      My color palette is as traditional as my white. I have chosen to trust organics over inorganics, against the advice of the scientists. They have a few years of lab analysis to point to, but I have all the paintings in the museum to point to. They have a century of catastrophes to answer for, I have Titian. Titianís colors are good enough for me, that is to say, and the risks of modern science are not worth taking. I donít want or need exponential saturation, I need subtlety. I donít need phthaloís and cadmiums, which hurt my eyes and overwhelm my color mixes. I need red earth and green earth and yellow earth and brown earth and black earth, primarily, because this is what skin is made of. Ashes to ashes and dust to dust. Earth and skin and hair and trees are all the same thing, just taken at different stages. Anselm Kiefer finds it poignant to put these things into his paintings directly, but I find it even more poignant to grind them up firstóto use them. An artist should not have to put these relationships on display: it should be implicit to any feeling person that paint and skin are both forms of mud. Best to use the mud to make something, rather than leave it as mud.

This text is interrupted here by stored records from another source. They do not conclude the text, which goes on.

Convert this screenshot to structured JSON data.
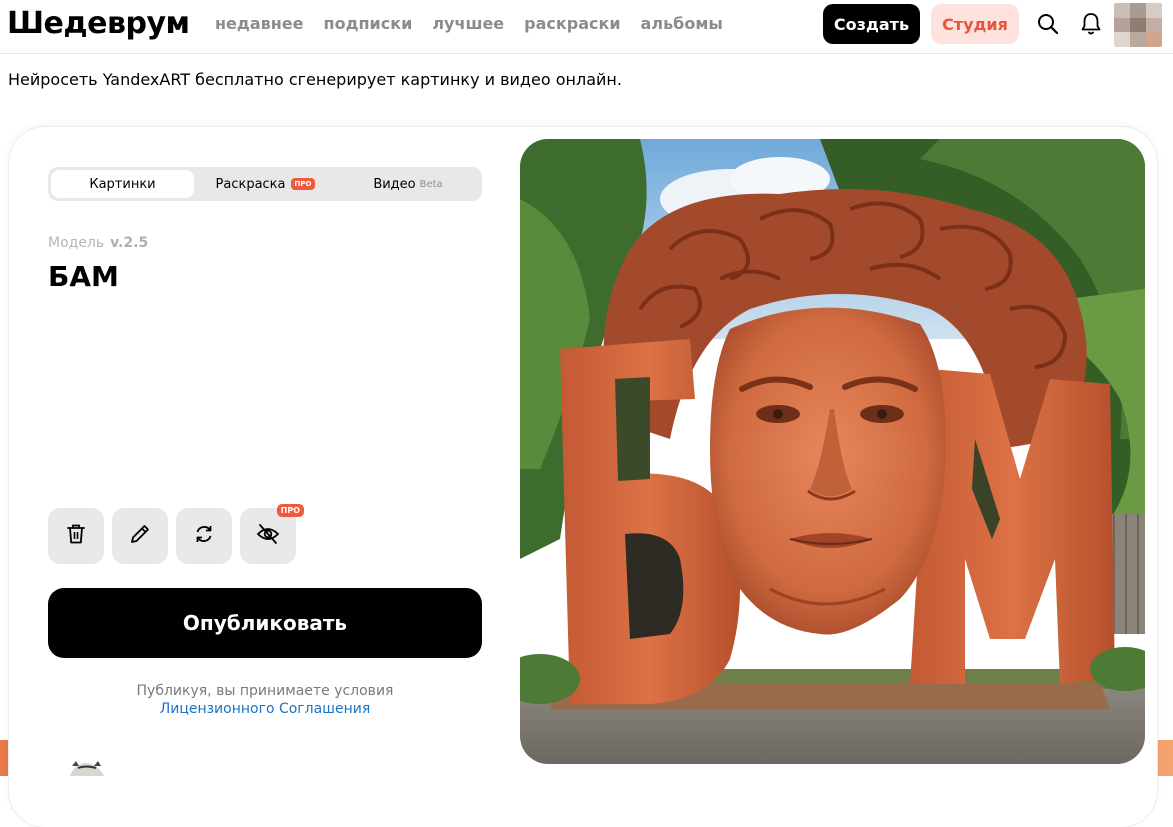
{
  "header": {
    "logo": "Шедеврум",
    "nav": [
      "недавнее",
      "подписки",
      "лучшее",
      "раскраски",
      "альбомы"
    ],
    "create_label": "Создать",
    "studio_label": "Студия"
  },
  "tagline": "Нейросеть YandexART бесплатно сгенерирует картинку и видео онлайн.",
  "generator": {
    "tabs": {
      "images": "Картинки",
      "coloring": "Раскраска",
      "coloring_badge": "ПРО",
      "video": "Видео",
      "video_badge": "Beta"
    },
    "model_label": "Модель",
    "model_version": "v.2.5",
    "prompt": "БАМ",
    "hide_badge": "ПРО",
    "publish_label": "Опубликовать",
    "terms_text": "Публикуя, вы принимаете условия",
    "terms_link": "Лицензионного Соглашения"
  },
  "image": {
    "sculpture_letters": "БАМ"
  },
  "colors": {
    "accent_orange": "#f05a3c",
    "studio_bg": "#fde2dd",
    "link_blue": "#1a73c8"
  }
}
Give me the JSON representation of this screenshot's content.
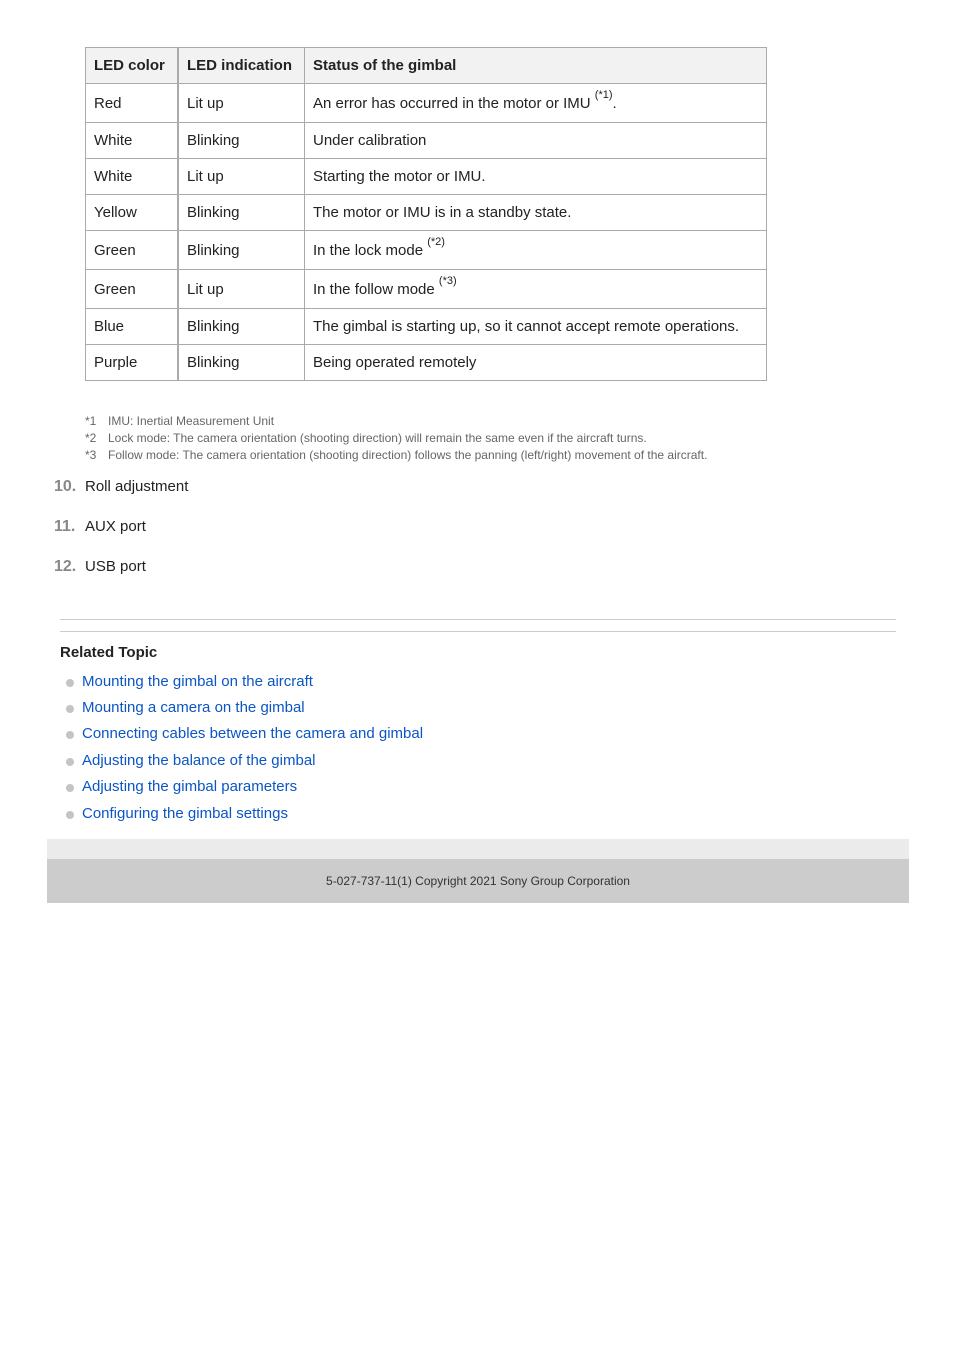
{
  "table": {
    "headers": [
      "LED color",
      "LED indication",
      "Status of the gimbal"
    ],
    "rows": [
      {
        "color": "Red",
        "indication": "Lit up",
        "status": "An error has occurred in the motor or IMU ",
        "note": "(*1)",
        "suffix": "."
      },
      {
        "color": "White",
        "indication": "Blinking",
        "status": "Under calibration",
        "note": "",
        "suffix": ""
      },
      {
        "color": "White",
        "indication": "Lit up",
        "status": "Starting the motor or IMU.",
        "note": "",
        "suffix": ""
      },
      {
        "color": "Yellow",
        "indication": "Blinking",
        "status": "The motor or IMU is in a standby state.",
        "note": "",
        "suffix": ""
      },
      {
        "color": "Green",
        "indication": "Blinking",
        "status": "In the lock mode ",
        "note": "(*2)",
        "suffix": ""
      },
      {
        "color": "Green",
        "indication": "Lit up",
        "status": "In the follow mode ",
        "note": "(*3)",
        "suffix": ""
      },
      {
        "color": "Blue",
        "indication": "Blinking",
        "status": "The gimbal is starting up, so it cannot accept remote operations.",
        "note": "",
        "suffix": ""
      },
      {
        "color": "Purple",
        "indication": "Blinking",
        "status": "Being operated remotely",
        "note": "",
        "suffix": ""
      }
    ]
  },
  "notes": [
    {
      "mark": "*1",
      "text": "IMU: Inertial Measurement Unit"
    },
    {
      "mark": "*2",
      "text": "Lock mode: The camera orientation (shooting direction) will remain the same even if the aircraft turns."
    },
    {
      "mark": "*3",
      "text": "Follow mode: The camera orientation (shooting direction) follows the panning (left/right) movement of the aircraft."
    }
  ],
  "steps": [
    {
      "num": "10.",
      "label": "Roll adjustment"
    },
    {
      "num": "11.",
      "label": "AUX port"
    },
    {
      "num": "12.",
      "label": "USB port"
    }
  ],
  "related": {
    "title": "Related Topic",
    "links": [
      "Mounting the gimbal on the aircraft",
      "Mounting a camera on the gimbal",
      "Connecting cables between the camera and gimbal",
      "Adjusting the balance of the gimbal",
      "Adjusting the gimbal parameters",
      "Configuring the gimbal settings"
    ]
  },
  "footer": {
    "copyright": "5-027-737-11(1) Copyright 2021 Sony Group Corporation"
  },
  "colors": {
    "link": "#0b55c5",
    "footer_bg": "#cccccc"
  }
}
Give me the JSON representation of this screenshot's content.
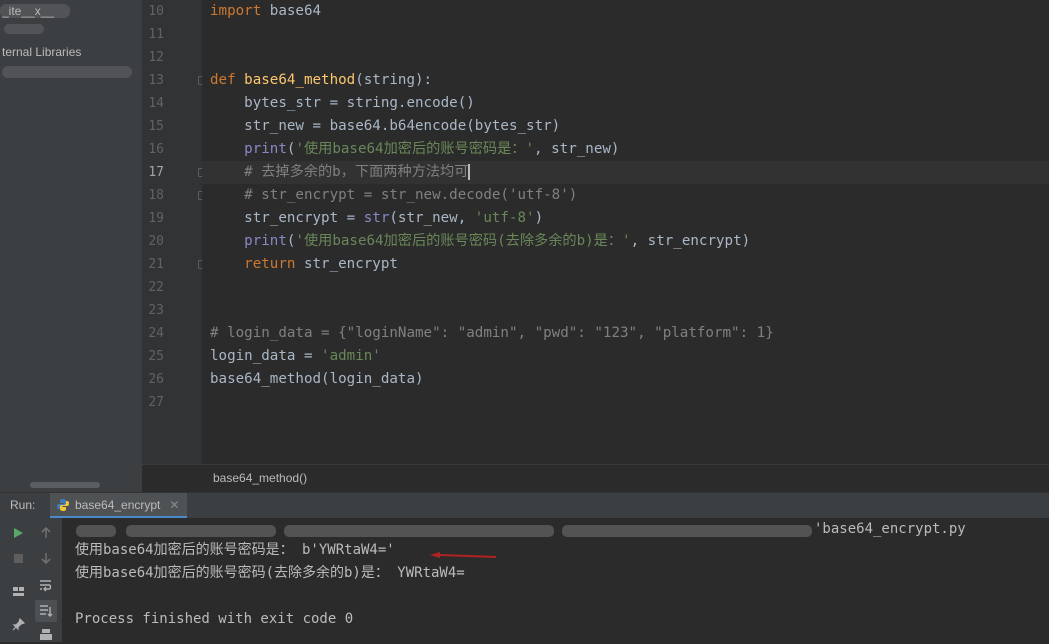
{
  "project_tree": {
    "items": [
      {
        "label": "_ite__x__"
      },
      {
        "label": "ternal Libraries"
      },
      {
        "label": ""
      }
    ]
  },
  "editor": {
    "gutter_numbers": [
      "10",
      "11",
      "12",
      "13",
      "14",
      "15",
      "16",
      "17",
      "18",
      "19",
      "20",
      "21",
      "22",
      "23",
      "24",
      "25",
      "26",
      "27"
    ],
    "current_line": "17",
    "lines": [
      {
        "n": "10",
        "tokens": [
          {
            "t": "import",
            "c": "kw"
          },
          {
            "t": " base64",
            "c": ""
          }
        ]
      },
      {
        "n": "11",
        "tokens": []
      },
      {
        "n": "12",
        "tokens": []
      },
      {
        "n": "13",
        "tokens": [
          {
            "t": "def ",
            "c": "kw"
          },
          {
            "t": "base64_method",
            "c": "fn"
          },
          {
            "t": "(string):",
            "c": ""
          }
        ]
      },
      {
        "n": "14",
        "tokens": [
          {
            "t": "    bytes_str = string.encode()",
            "c": ""
          }
        ]
      },
      {
        "n": "15",
        "tokens": [
          {
            "t": "    str_new = base64.b64encode(bytes_str)",
            "c": ""
          }
        ]
      },
      {
        "n": "16",
        "tokens": [
          {
            "t": "    ",
            "c": ""
          },
          {
            "t": "print",
            "c": "bi"
          },
          {
            "t": "(",
            "c": ""
          },
          {
            "t": "'使用base64加密后的账号密码是：'",
            "c": "str"
          },
          {
            "t": ", str_new)",
            "c": ""
          }
        ]
      },
      {
        "n": "17",
        "tokens": [
          {
            "t": "    # 去掉多余的b，下面两种方法均可",
            "c": "cmt"
          }
        ]
      },
      {
        "n": "18",
        "tokens": [
          {
            "t": "    # str_encrypt = str_new.decode('utf-8')",
            "c": "cmt"
          }
        ]
      },
      {
        "n": "19",
        "tokens": [
          {
            "t": "    str_encrypt = ",
            "c": ""
          },
          {
            "t": "str",
            "c": "bi"
          },
          {
            "t": "(str_new, ",
            "c": ""
          },
          {
            "t": "'utf-8'",
            "c": "str"
          },
          {
            "t": ")",
            "c": ""
          }
        ]
      },
      {
        "n": "20",
        "tokens": [
          {
            "t": "    ",
            "c": ""
          },
          {
            "t": "print",
            "c": "bi"
          },
          {
            "t": "(",
            "c": ""
          },
          {
            "t": "'使用base64加密后的账号密码(去除多余的b)是：'",
            "c": "str"
          },
          {
            "t": ", str_encrypt)",
            "c": ""
          }
        ]
      },
      {
        "n": "21",
        "tokens": [
          {
            "t": "    ",
            "c": ""
          },
          {
            "t": "return",
            "c": "kw"
          },
          {
            "t": " str_encrypt",
            "c": ""
          }
        ]
      },
      {
        "n": "22",
        "tokens": []
      },
      {
        "n": "23",
        "tokens": []
      },
      {
        "n": "24",
        "tokens": [
          {
            "t": "# login_data = {\"loginName\": \"admin\", \"pwd\": \"123\", \"platform\": 1}",
            "c": "cmt"
          }
        ]
      },
      {
        "n": "25",
        "tokens": [
          {
            "t": "login_data = ",
            "c": ""
          },
          {
            "t": "'admin'",
            "c": "str"
          }
        ]
      },
      {
        "n": "26",
        "tokens": [
          {
            "t": "base64_method(login_data)",
            "c": ""
          }
        ]
      },
      {
        "n": "27",
        "tokens": []
      }
    ],
    "breadcrumb": "base64_method()"
  },
  "run_panel": {
    "label": "Run:",
    "tab_label": "base64_encrypt",
    "tab_close": "✕",
    "console": {
      "command_tail": "'base64_encrypt.py",
      "output_line_1": "使用base64加密后的账号密码是： b'YWRtaW4='",
      "output_line_2": "使用base64加密后的账号密码(去除多余的b)是： YWRtaW4=",
      "exit_line": "Process finished with exit code 0"
    }
  },
  "colors": {
    "keyword": "#cc7832",
    "function": "#ffc66d",
    "string": "#6a8759",
    "comment": "#808080",
    "builtin": "#8888c6",
    "annotation_arrow": "#b22222"
  }
}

A believable skintone can be made from titanium white and cadmium red and so on. But that skintone will have a different quality than one made from white lead and red earth. It will sit on the canvas differently and glow differently and accept a varnish differently. The titanium and cadmium skin will look more like plastic, more like an acrylic paint. It will be brighter and cleaner. But skin is not bright or clean. Use mud to make mud, I say.

And finally, my varnish is different. I donít use modern varnishes. I donít trust them. Donít send me any letters (you wonks) because I have heard all the arguments. I donít need UV blockers or sunscreen in my varnish, I donít need space-age polymers, etc. I need a natural gloss that I can easily manipulate, that stays clear with a little wax, that I can cut with turpentine (the least powerful and least dangerous of the solvents), and that I can remove without other space-age materials. In my opinion, the new artists materials are like the new cars. You canít work on them yourself. You have to hire specialists and send off to Tokyo or Stuttgart for all your parts. You have to pull the engine to replace a sparkplug. To solve one problem with the old varnish, science has created 50 new problems, many of them yet to be discovered. Highest quality damar is removable and it looks great. You can make it yourself for cheap and what you make is superior to anything you can buy (since everything now on the market is tarted up in some way).

That is why my paintings look different. They are different.